_REQUIRED WORK_:
Copy out each line of the listing below in which the string "points" occurs.

INPUT FOR THIS TASK Block Start

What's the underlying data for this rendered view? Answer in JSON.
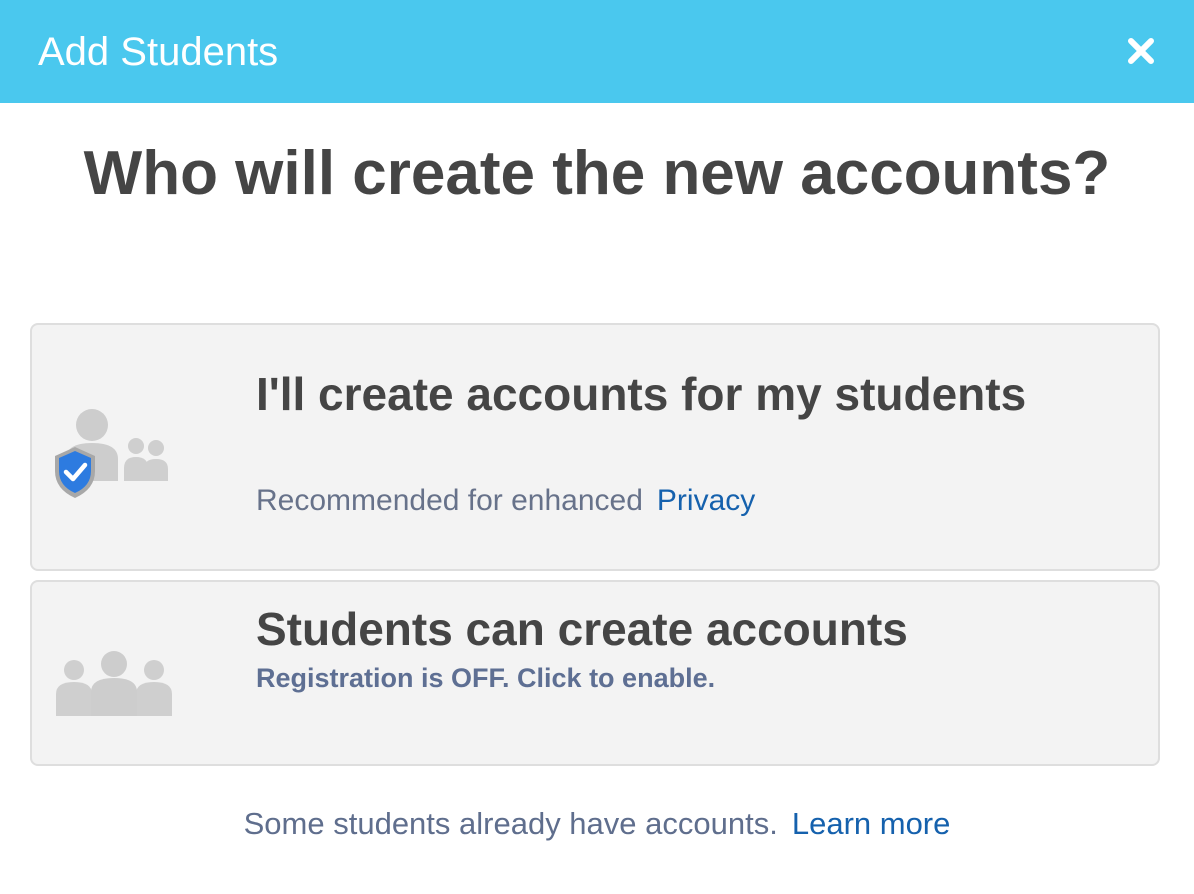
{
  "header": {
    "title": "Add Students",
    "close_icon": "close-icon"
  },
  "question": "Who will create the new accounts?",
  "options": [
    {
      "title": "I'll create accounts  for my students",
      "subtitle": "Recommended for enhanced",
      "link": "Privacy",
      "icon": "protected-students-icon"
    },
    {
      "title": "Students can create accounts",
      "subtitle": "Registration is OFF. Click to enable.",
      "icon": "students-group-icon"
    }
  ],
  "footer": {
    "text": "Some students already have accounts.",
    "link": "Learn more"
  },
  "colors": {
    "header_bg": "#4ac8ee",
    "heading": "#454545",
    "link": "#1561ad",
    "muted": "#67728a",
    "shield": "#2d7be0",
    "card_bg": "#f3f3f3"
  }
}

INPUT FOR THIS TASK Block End
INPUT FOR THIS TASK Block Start

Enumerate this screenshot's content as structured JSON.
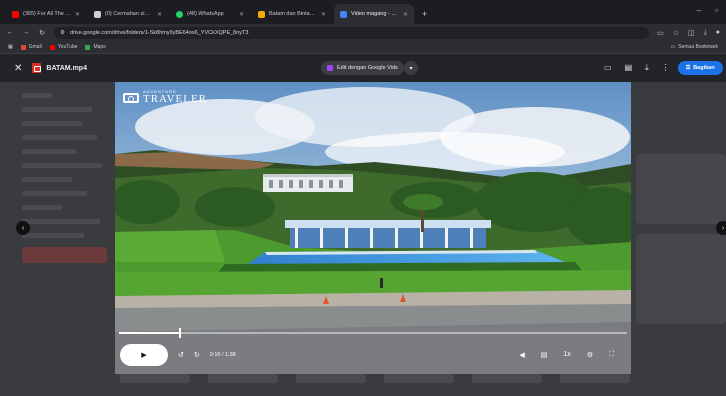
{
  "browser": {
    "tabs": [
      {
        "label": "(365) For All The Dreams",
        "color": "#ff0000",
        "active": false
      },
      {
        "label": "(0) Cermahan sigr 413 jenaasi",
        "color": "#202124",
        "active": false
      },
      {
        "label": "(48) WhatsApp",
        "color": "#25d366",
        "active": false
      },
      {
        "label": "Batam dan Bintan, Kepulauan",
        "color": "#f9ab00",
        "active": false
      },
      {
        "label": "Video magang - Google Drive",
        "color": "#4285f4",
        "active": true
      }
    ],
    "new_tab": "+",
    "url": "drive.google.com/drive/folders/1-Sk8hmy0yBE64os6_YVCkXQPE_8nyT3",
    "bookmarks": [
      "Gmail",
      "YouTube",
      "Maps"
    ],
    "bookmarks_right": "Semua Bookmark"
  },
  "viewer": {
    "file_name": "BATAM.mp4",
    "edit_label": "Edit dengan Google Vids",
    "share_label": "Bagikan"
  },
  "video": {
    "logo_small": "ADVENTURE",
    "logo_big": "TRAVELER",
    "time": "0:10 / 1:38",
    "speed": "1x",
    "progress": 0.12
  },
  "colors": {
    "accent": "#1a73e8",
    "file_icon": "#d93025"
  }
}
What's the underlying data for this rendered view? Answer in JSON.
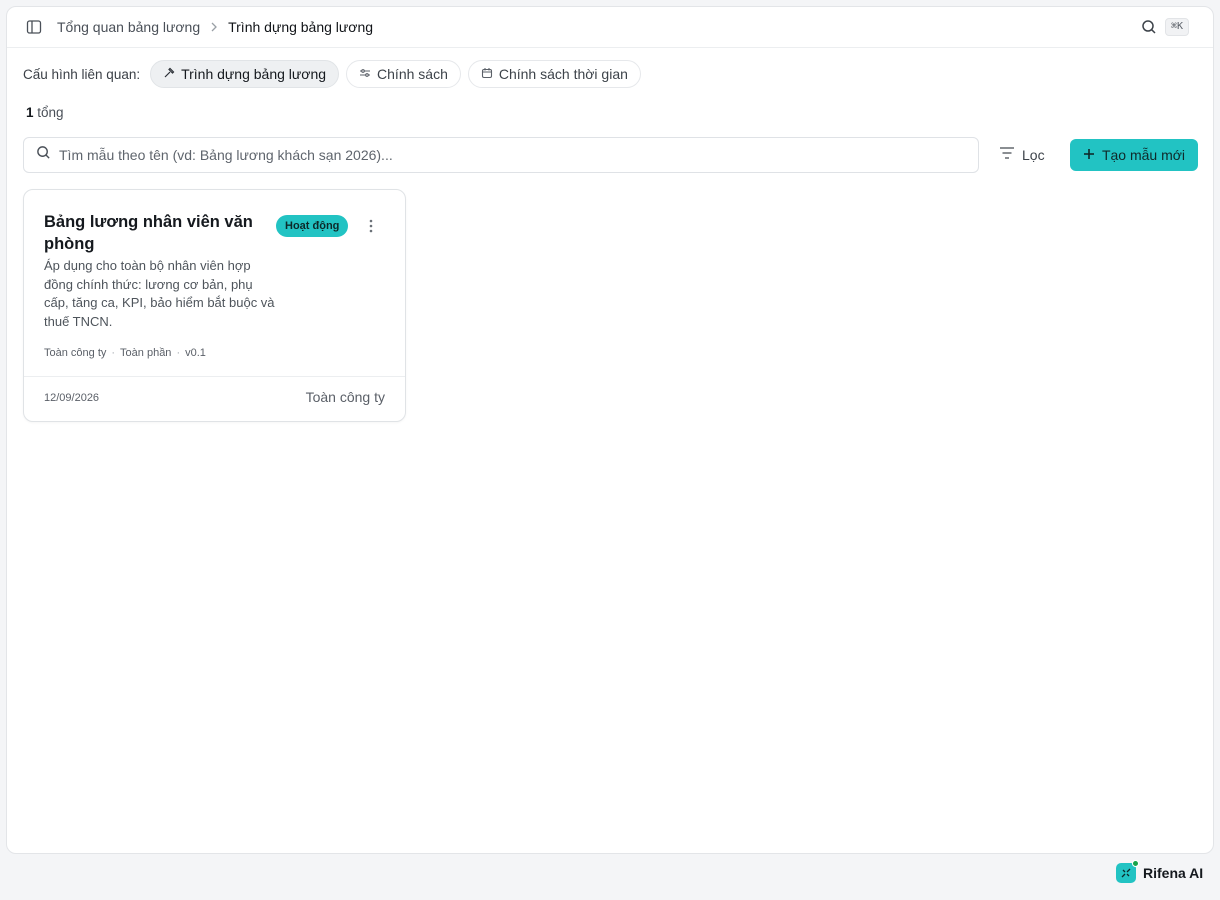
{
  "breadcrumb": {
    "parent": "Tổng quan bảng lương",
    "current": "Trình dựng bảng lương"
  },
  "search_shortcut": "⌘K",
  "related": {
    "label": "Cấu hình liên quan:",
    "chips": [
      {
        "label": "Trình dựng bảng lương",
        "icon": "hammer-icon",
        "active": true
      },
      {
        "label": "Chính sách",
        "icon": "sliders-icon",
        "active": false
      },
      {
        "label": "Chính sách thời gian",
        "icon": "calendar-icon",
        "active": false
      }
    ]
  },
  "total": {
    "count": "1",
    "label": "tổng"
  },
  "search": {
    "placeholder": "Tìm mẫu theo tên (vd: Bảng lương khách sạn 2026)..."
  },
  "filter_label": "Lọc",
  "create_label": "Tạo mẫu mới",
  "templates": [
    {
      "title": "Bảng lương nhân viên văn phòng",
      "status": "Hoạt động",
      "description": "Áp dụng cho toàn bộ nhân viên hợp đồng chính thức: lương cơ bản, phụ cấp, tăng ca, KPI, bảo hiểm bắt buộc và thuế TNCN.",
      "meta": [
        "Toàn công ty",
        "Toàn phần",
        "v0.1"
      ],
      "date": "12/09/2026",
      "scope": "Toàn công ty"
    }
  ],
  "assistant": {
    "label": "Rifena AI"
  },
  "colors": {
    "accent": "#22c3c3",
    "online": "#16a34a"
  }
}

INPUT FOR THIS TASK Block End
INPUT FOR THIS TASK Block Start

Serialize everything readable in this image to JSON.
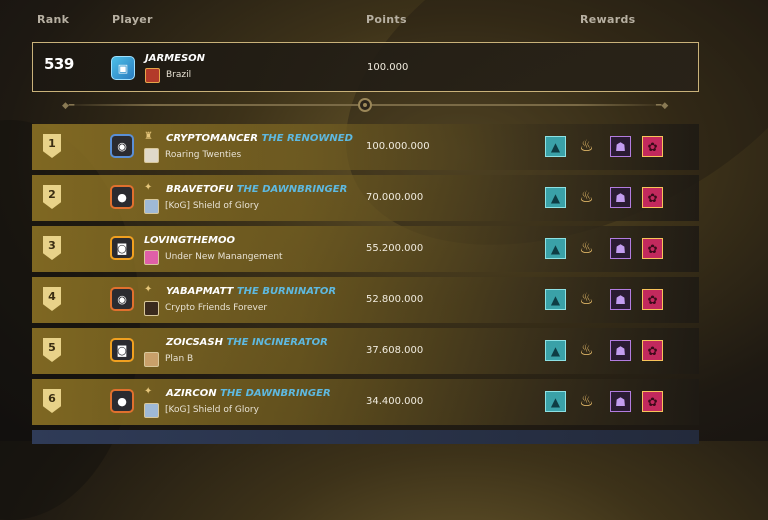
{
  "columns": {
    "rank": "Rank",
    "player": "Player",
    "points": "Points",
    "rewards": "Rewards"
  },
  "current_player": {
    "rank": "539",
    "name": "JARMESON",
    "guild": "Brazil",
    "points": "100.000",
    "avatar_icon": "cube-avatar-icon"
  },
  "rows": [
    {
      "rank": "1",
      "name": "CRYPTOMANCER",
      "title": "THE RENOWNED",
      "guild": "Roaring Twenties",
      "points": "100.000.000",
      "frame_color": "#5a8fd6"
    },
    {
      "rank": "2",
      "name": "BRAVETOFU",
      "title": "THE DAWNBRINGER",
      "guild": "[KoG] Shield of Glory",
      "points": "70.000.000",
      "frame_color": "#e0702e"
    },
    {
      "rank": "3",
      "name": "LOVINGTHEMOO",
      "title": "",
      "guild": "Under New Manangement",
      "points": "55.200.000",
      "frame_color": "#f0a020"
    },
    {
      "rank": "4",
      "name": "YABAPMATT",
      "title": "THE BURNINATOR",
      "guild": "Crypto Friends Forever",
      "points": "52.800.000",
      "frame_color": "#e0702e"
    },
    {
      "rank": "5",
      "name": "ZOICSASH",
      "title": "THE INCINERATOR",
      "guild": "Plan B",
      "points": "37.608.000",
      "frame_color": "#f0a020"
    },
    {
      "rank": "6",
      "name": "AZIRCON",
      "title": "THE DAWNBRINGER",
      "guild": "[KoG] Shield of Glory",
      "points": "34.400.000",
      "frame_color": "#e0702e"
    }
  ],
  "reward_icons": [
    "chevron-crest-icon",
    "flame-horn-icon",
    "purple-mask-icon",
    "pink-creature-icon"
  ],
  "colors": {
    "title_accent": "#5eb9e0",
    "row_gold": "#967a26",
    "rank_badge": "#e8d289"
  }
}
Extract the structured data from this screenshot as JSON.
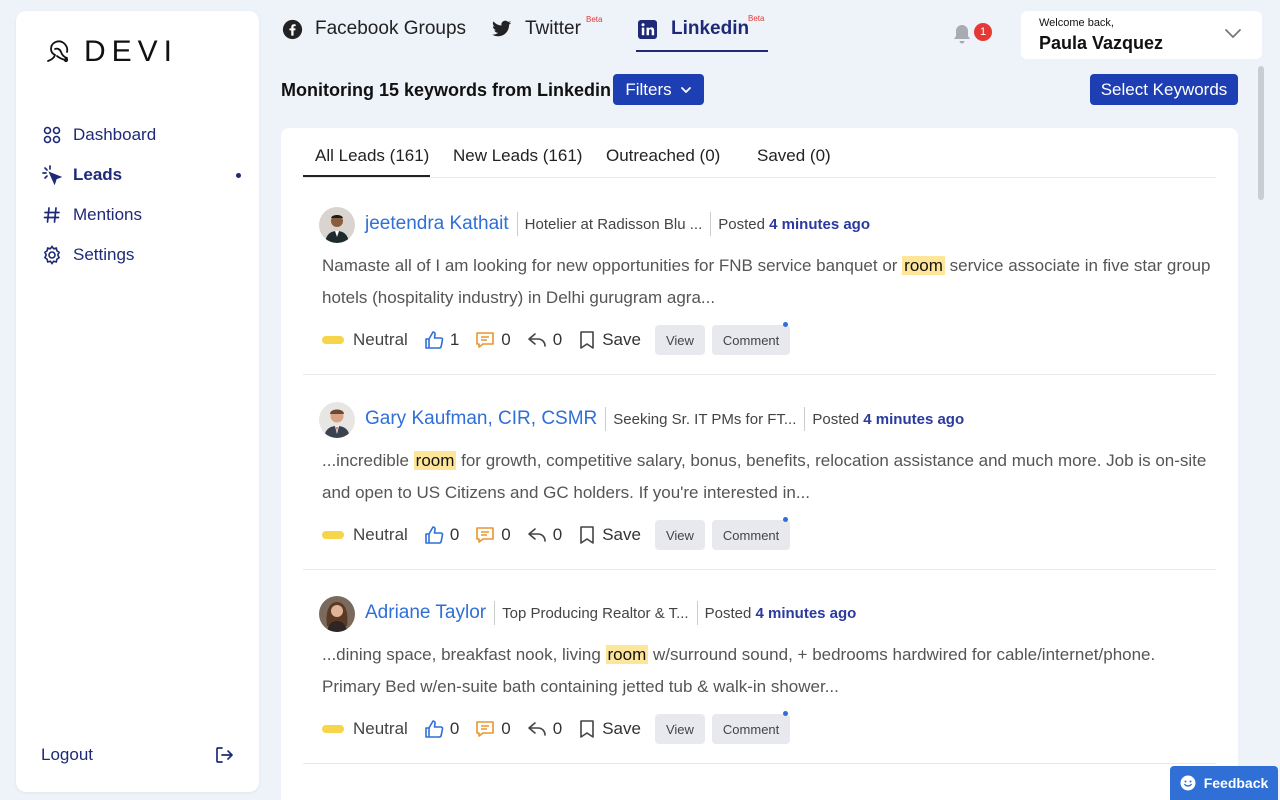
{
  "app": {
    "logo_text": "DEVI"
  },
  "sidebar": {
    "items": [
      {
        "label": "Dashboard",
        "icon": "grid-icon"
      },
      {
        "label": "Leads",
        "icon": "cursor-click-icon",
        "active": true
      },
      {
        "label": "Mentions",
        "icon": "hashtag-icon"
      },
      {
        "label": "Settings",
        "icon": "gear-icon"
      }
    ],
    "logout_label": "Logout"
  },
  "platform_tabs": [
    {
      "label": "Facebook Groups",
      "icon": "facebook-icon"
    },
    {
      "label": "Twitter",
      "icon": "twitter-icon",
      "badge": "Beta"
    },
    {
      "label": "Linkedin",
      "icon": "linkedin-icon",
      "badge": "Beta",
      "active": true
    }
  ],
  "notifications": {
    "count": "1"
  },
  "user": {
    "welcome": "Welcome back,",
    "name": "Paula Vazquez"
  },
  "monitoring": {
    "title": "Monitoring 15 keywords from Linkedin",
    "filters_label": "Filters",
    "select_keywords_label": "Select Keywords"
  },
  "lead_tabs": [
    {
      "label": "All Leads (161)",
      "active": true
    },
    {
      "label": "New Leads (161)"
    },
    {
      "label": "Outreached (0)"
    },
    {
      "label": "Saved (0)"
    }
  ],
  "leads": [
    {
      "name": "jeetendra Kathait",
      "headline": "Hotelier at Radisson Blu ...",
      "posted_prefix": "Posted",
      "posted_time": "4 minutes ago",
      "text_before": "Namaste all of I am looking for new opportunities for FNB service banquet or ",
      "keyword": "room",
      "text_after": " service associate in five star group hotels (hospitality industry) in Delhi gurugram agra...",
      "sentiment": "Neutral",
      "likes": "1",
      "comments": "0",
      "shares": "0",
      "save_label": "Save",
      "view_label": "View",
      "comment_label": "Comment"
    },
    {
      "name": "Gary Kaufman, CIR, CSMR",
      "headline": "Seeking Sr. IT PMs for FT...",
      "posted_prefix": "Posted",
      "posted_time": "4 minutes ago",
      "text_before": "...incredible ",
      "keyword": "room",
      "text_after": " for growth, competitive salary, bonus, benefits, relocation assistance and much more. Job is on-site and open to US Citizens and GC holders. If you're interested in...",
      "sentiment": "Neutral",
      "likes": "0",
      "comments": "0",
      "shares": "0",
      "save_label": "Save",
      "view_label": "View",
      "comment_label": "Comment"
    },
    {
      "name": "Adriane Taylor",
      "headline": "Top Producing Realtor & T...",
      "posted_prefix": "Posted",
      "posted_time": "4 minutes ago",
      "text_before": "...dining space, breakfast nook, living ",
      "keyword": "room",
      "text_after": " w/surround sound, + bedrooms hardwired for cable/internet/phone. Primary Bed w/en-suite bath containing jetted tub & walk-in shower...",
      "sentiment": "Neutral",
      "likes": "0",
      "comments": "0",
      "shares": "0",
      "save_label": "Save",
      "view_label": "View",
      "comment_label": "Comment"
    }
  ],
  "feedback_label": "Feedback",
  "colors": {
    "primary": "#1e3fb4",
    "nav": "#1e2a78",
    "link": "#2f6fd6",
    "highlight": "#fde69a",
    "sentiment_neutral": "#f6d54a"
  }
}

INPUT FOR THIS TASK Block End

_TASK RESPONSE_:
    "points": "Points",
    "points": "100.000",
      "points": "100.000.000",
      "points": "70.000.000",
      "points": "55.200.000",
      "points": "52.800.000",
      "points": "37.608.000",
      "points": "34.400.000",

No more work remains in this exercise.